- [Required action]:
Your output should match the listing below word for word, without any images.

**** Information given ****

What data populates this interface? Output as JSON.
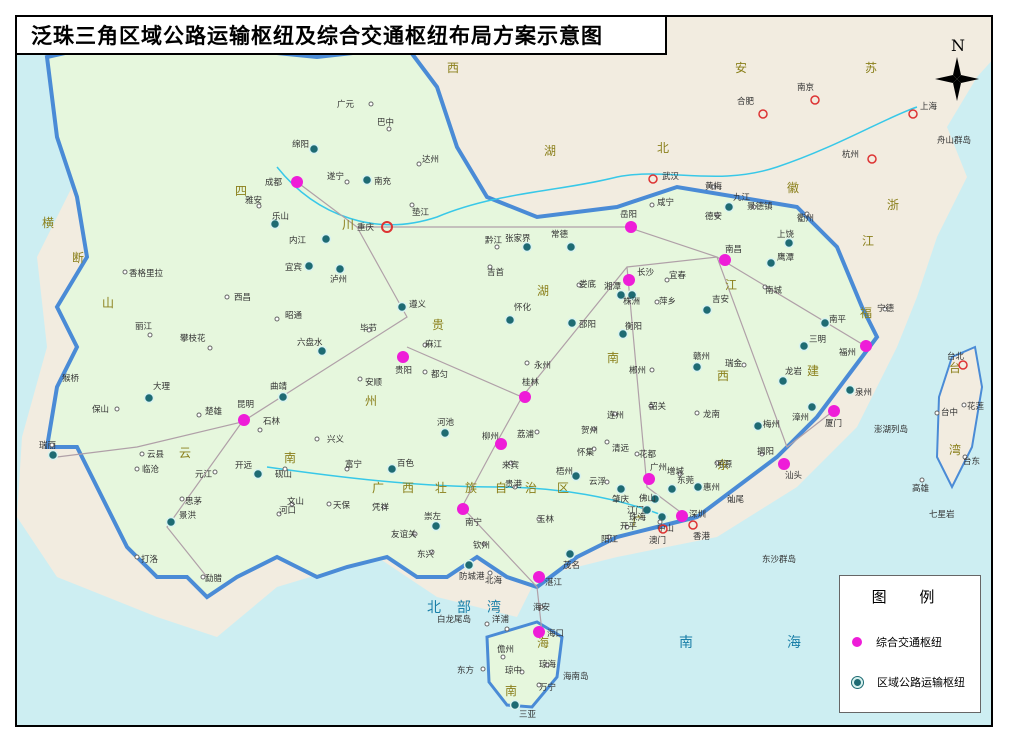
{
  "title": "泛珠三角区域公路运输枢纽及综合交通枢纽布局方案示意图",
  "compass": "N",
  "legend": {
    "title": "图 例",
    "items": [
      {
        "label": "综合交通枢纽",
        "color": "#ee1dd8"
      },
      {
        "label": "区域公路运输枢纽",
        "color": "#1e6b73"
      }
    ]
  },
  "colors": {
    "land": "#e6f7dd",
    "outside": "#f2ece0",
    "sea": "#cdeef2",
    "road": "#b0a0a8"
  },
  "province_labels": [
    "西",
    "安",
    "苏",
    "湖",
    "北",
    "四",
    "川",
    "徽",
    "浙",
    "江",
    "湖",
    "贵",
    "南",
    "江",
    "福",
    "州",
    "西",
    "建",
    "云",
    "南",
    "广",
    "西",
    "壮",
    "族",
    "自",
    "治",
    "区",
    "广",
    "东",
    "台",
    "湾",
    "海",
    "南",
    "横",
    "断",
    "山"
  ],
  "sea_labels": [
    "北",
    "部",
    "湾",
    "南",
    "海",
    "东沙群岛"
  ],
  "comprehensive_hubs": [
    "成都",
    "重庆",
    "岳阳",
    "长沙",
    "南昌",
    "贵阳",
    "福州",
    "昆明",
    "桂林",
    "柳州",
    "厦门",
    "广州",
    "汕头",
    "深圳",
    "南宁",
    "湛江",
    "海口"
  ],
  "regional_hubs": [
    "绵阳",
    "南充",
    "乐山",
    "内江",
    "泸州",
    "宜宾",
    "遵义",
    "六盘水",
    "曲靖",
    "大理",
    "瑞丽",
    "景洪",
    "开远",
    "张家界",
    "常德",
    "怀化",
    "邵阳",
    "衡阳",
    "湘潭",
    "株洲",
    "九江",
    "上饶",
    "鹰潭",
    "吉安",
    "赣州",
    "南平",
    "三明",
    "龙岩",
    "漳州",
    "泉州",
    "梅州",
    "河池",
    "百色",
    "崇左",
    "梧州",
    "佛山",
    "东莞",
    "中山",
    "江门",
    "肇庆",
    "惠州",
    "茂名",
    "防城港",
    "三亚"
  ],
  "reference_cities": [
    "上海",
    "南京",
    "合肥",
    "武汉",
    "杭州",
    "台北",
    "香港",
    "澳门"
  ],
  "other_places": [
    "广元",
    "巴中",
    "达州",
    "遂宁",
    "雅安",
    "垫江",
    "西昌",
    "香格里拉",
    "丽江",
    "攀枝花",
    "昭通",
    "毕节",
    "麻江",
    "安顺",
    "都匀",
    "保山",
    "楚雄",
    "石林",
    "兴义",
    "云县",
    "临沧",
    "元江",
    "砚山",
    "思茅",
    "河口",
    "文山",
    "富宁",
    "天保",
    "友谊关",
    "凭祥",
    "东兴",
    "钦州",
    "北海",
    "玉林",
    "贵港",
    "来宾",
    "荔浦",
    "贺州",
    "怀集",
    "连州",
    "清远",
    "韶关",
    "花都",
    "增城",
    "河源",
    "揭阳",
    "汕尾",
    "龙南",
    "瑞金",
    "郴州",
    "永州",
    "娄底",
    "吉首",
    "黔江",
    "宜春",
    "萍乡",
    "咸宁",
    "黄梅",
    "景德镇",
    "衢州",
    "德安",
    "南城",
    "宁德",
    "云浮",
    "阳江",
    "开平",
    "珠海",
    "白龙尾岛",
    "洋浦",
    "儋州",
    "琼中",
    "琼海",
    "海南岛",
    "万宁",
    "东方",
    "舟山群岛",
    "澎湖列岛",
    "花莲",
    "台中",
    "台东",
    "高雄",
    "七星岩",
    "勐腊",
    "打洛",
    "猴桥",
    "海安"
  ]
}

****

- [Answer below]:
What data populates this interface? Output as JSON.
{
  "title": "泛珠三角区域公路运输枢纽及综合交通枢纽布局方案示意图",
  "compass": "N",
  "legend": {
    "title": "图 例",
    "items": [
      {
        "label": "综合交通枢纽",
        "color": "#ee1dd8"
      },
      {
        "label": "区域公路运输枢纽",
        "color": "#1e6b73"
      }
    ]
  },
  "colors": {
    "land": "#e6f7dd",
    "outside": "#f2ece0",
    "sea": "#cdeef2",
    "road": "#b0a0a8"
  },
  "province_labels": [
    "西",
    "安",
    "苏",
    "湖",
    "北",
    "四",
    "川",
    "徽",
    "浙",
    "江",
    "湖",
    "贵",
    "南",
    "江",
    "福",
    "州",
    "西",
    "建",
    "云",
    "南",
    "广",
    "西",
    "壮",
    "族",
    "自",
    "治",
    "区",
    "广",
    "东",
    "台",
    "湾",
    "海",
    "南",
    "横",
    "断",
    "山"
  ],
  "sea_labels": [
    "北",
    "部",
    "湾",
    "南",
    "海",
    "东沙群岛"
  ],
  "comprehensive_hubs": [
    "成都",
    "重庆",
    "岳阳",
    "长沙",
    "南昌",
    "贵阳",
    "福州",
    "昆明",
    "桂林",
    "柳州",
    "厦门",
    "广州",
    "汕头",
    "深圳",
    "南宁",
    "湛江",
    "海口"
  ],
  "regional_hubs": [
    "绵阳",
    "南充",
    "乐山",
    "内江",
    "泸州",
    "宜宾",
    "遵义",
    "六盘水",
    "曲靖",
    "大理",
    "瑞丽",
    "景洪",
    "开远",
    "张家界",
    "常德",
    "怀化",
    "邵阳",
    "衡阳",
    "湘潭",
    "株洲",
    "九江",
    "上饶",
    "鹰潭",
    "吉安",
    "赣州",
    "南平",
    "三明",
    "龙岩",
    "漳州",
    "泉州",
    "梅州",
    "河池",
    "百色",
    "崇左",
    "梧州",
    "佛山",
    "东莞",
    "中山",
    "江门",
    "肇庆",
    "惠州",
    "茂名",
    "防城港",
    "三亚"
  ],
  "reference_cities": [
    "上海",
    "南京",
    "合肥",
    "武汉",
    "杭州",
    "台北",
    "香港",
    "澳门"
  ],
  "other_places": [
    "广元",
    "巴中",
    "达州",
    "遂宁",
    "雅安",
    "垫江",
    "西昌",
    "香格里拉",
    "丽江",
    "攀枝花",
    "昭通",
    "毕节",
    "麻江",
    "安顺",
    "都匀",
    "保山",
    "楚雄",
    "石林",
    "兴义",
    "云县",
    "临沧",
    "元江",
    "砚山",
    "思茅",
    "河口",
    "文山",
    "富宁",
    "天保",
    "友谊关",
    "凭祥",
    "东兴",
    "钦州",
    "北海",
    "玉林",
    "贵港",
    "来宾",
    "荔浦",
    "贺州",
    "怀集",
    "连州",
    "清远",
    "韶关",
    "花都",
    "增城",
    "河源",
    "揭阳",
    "汕尾",
    "龙南",
    "瑞金",
    "郴州",
    "永州",
    "娄底",
    "吉首",
    "黔江",
    "宜春",
    "萍乡",
    "咸宁",
    "黄梅",
    "景德镇",
    "衢州",
    "德安",
    "南城",
    "宁德",
    "云浮",
    "阳江",
    "开平",
    "珠海",
    "白龙尾岛",
    "洋浦",
    "儋州",
    "琼中",
    "琼海",
    "海南岛",
    "万宁",
    "东方",
    "舟山群岛",
    "澎湖列岛",
    "花莲",
    "台中",
    "台东",
    "高雄",
    "七星岩",
    "勐腊",
    "打洛",
    "猴桥",
    "海安"
  ]
}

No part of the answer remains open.